Stereotypes are blanket generalizations applied to a group of people. “Homosexuals prey on young men”, for instance, is a stereotype. But to say that because Sam Adams had an inappropriate relationship with and 18-year-old he was mentoring proves some deep universal truth about gay people is wrong. What it proves is that Sam Adams demonstrated some poor judgment. Dreher is right that building a defense based on “How dare you!?!” is a stupid argument, but building an offense on a stereotype is just as stupid. People are individuals and make individual choices. Once you start judging them or defending them based on stereotypes you leave the realm of valid criticism and enter the land of bigotry and discrimination.
He also gets it wrong when he says:
“The point here is not to blame the scandal on gays. It was a complex matter, and I think most well-informed Catholics and others place more blame on the culture of clericalism and gutless bishops — including the egregious and vile Cardinal Mahony of Los Angeles, who, it is reported today, is under federal investigation for his role in the cover-up — than on anything else. Still, it is useful to think about how people use the “how dare you!” line to shut down inquiry that could lead to inconvenient truths. While the culture of clerical homosexuality cannot by itself account for or explain the Catholic sex abuse scandal, the scandal cannot be understood without reference to it, and the central role a secretive culture of homosexuality plays within the relatively closed world of the clergy. It’s the elephant in the sacristy.”

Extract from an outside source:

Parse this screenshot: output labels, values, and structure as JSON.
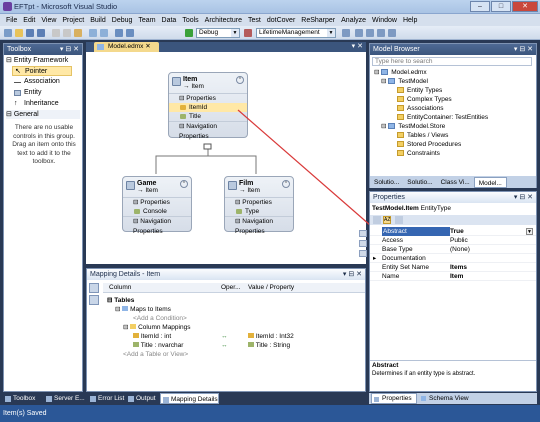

The problem here is this whole “secretive culture of homosexuality” argument. From our perspective, it’s not a “culture of homosexuality”, it’s the culture of the Catholic Church which is the problem. You can be gay and be a priest and not abuse young boys. The problem is that there are priests who do abuse minors in the church and then the church helps cover it up.